In a previous study, we analyzed a reference that Francis presented in number 159 of Amoris Laetitia. Taken from a catechesis of Pope John Paul II, July 14, 1982, this reference was truncated in its essential theological dimension. Consequently, having silenced what Pope John Paul II had affirmed in recalling that virginity and celibacy are based on an option for the sake of the “kingdom of Heaven” (Mt 19:12), Francis prompts a one-sided interpretation.
Let’s imagine a ship from the era of the explorers, manned by valiant souls, setting off on a noble mission – to bring the treasure of the faith and civilization to distant, inhospitable lands. Their endeavors would not only win them earthly glory but, above all, a heavenly reward for having opened wide the doors of Redemption to numerous souls.
‘My sheep hear my voice; I know them, and they follow me’ (Jn 10:27). No one can but be enchanted at the sight of a flock led by its shepherd.
To pardon and show mercy are characteristic attitudes of every good Christian. However, it happens that at times we do not know what, or who, to pardon.
“Oh Liberty, what crimes are committed in thy name!” These were the last words pronounced by Madame Roland, one of the vital participants of the French Revolution, before she lay her head on the block to be guillotined.

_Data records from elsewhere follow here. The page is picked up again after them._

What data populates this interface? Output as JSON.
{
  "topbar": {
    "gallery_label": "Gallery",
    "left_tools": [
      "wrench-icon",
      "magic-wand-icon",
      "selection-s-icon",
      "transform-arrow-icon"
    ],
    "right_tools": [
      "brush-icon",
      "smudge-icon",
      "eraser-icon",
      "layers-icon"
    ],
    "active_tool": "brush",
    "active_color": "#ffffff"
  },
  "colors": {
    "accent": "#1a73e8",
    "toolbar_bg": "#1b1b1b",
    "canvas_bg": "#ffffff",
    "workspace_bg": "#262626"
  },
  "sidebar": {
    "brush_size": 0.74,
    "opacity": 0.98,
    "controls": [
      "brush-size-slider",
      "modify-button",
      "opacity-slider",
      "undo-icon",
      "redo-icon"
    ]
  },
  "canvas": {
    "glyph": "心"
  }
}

Perusing the pages of human history, and comparing ages long past, peoples distant from one another, and the most different cultures, we notice one common denominator: the presence of egoism, power struggles, greed and all the other vices related to pride. It is not surprising, since our first parents, Adam and Eve, fell into the trap of the evil one, thinking that by their disobedience they would become ‘like gods’ (cf Gen 3:5).
What joy for a mother to receive a flower form her little child! Her joy would surely be greater if her little one did not just offer her one rose, but a beautiful bouquet. What joy would be hers if, on a very special day all her children were to decorate the house with more than 175 thousand flowers?

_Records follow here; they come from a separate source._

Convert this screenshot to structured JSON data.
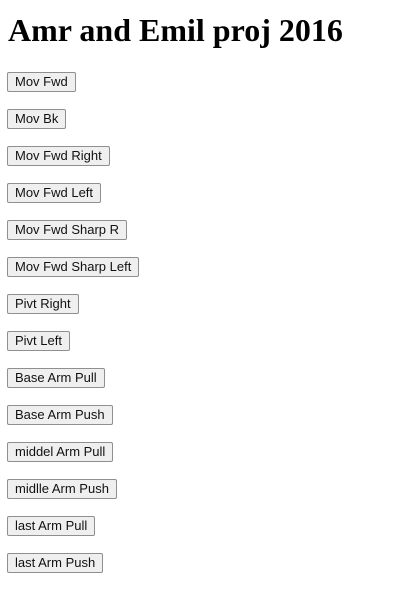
{
  "page": {
    "title": "Amr and Emil proj 2016"
  },
  "buttons": [
    {
      "label": "Mov Fwd"
    },
    {
      "label": "Mov Bk"
    },
    {
      "label": "Mov Fwd Right"
    },
    {
      "label": "Mov Fwd Left"
    },
    {
      "label": "Mov Fwd Sharp R"
    },
    {
      "label": "Mov Fwd Sharp Left"
    },
    {
      "label": "Pivt Right"
    },
    {
      "label": "Pivt Left"
    },
    {
      "label": "Base Arm Pull"
    },
    {
      "label": "Base Arm Push"
    },
    {
      "label": "middel Arm Pull"
    },
    {
      "label": "midlle Arm Push"
    },
    {
      "label": "last Arm Pull"
    },
    {
      "label": "last Arm Push"
    }
  ]
}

The figure of the Good Shepherd, ready to confront the wolf so as to protect and save his sheep even at the cost of his own life (Jn 10: 11-12) is an eloquent and very moving image. Created by Our Lord Jesus Christ himself to describe his own sentiments, it also expresses the pastoral zeal that every Bishop should have for the competent fulfillment of his mission, in collaboration with his priests and under the authority of the High Pontiff, “teaching, sanctifying, and governing” (Vatican Council II. Decree Christus Dominus, no. 11).
As everyone knows, the famous saying “When in Rome, do as the Romans do” insinuates an adaptation to the customs and culture of the places we visit, in order to feel more at ease and be more easily accepted by the inhabitants. This norm is applied, obviously, to those practices that don’t offend good morals, for it’s also true that as good Catholics we should never frequent places where this could occur. Even more, in places where our faith might be put at risk.

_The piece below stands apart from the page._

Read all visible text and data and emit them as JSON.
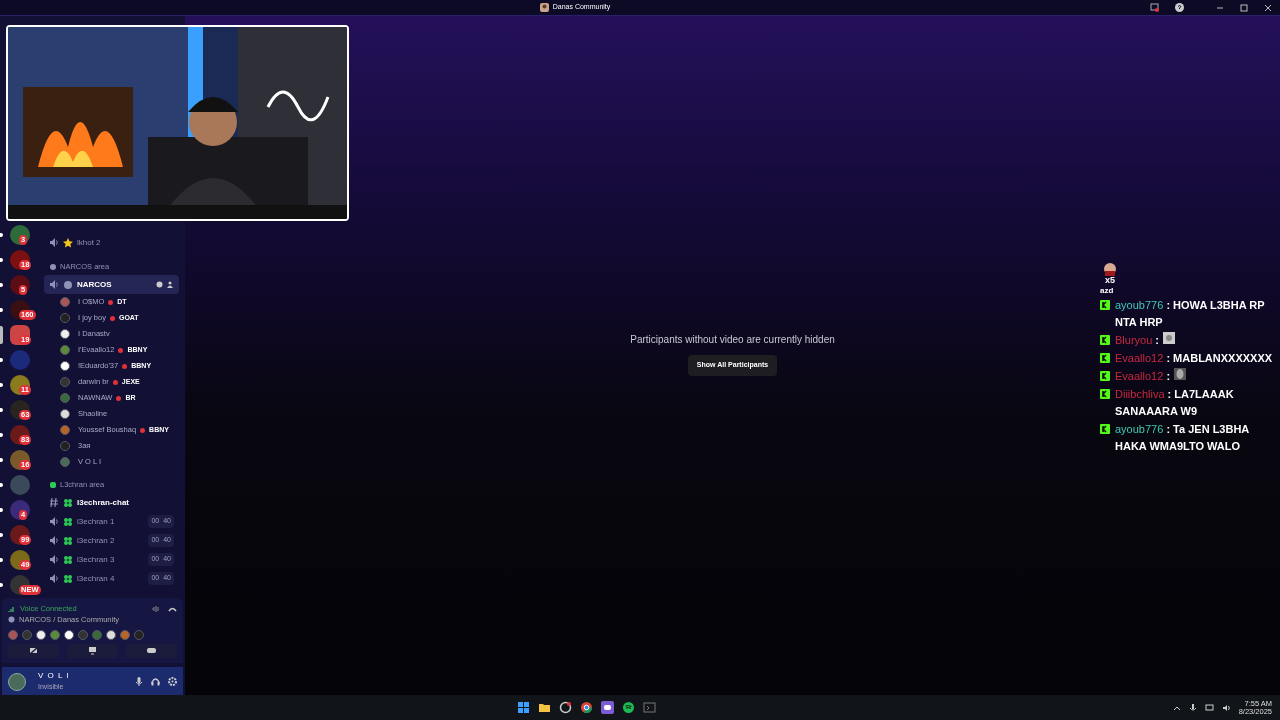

‘Charity begins at home’. This popular expression clearly transmits the attitude that an apostle of the Gospel should have. In fact, no one can give to others what he himself doesn’t possess.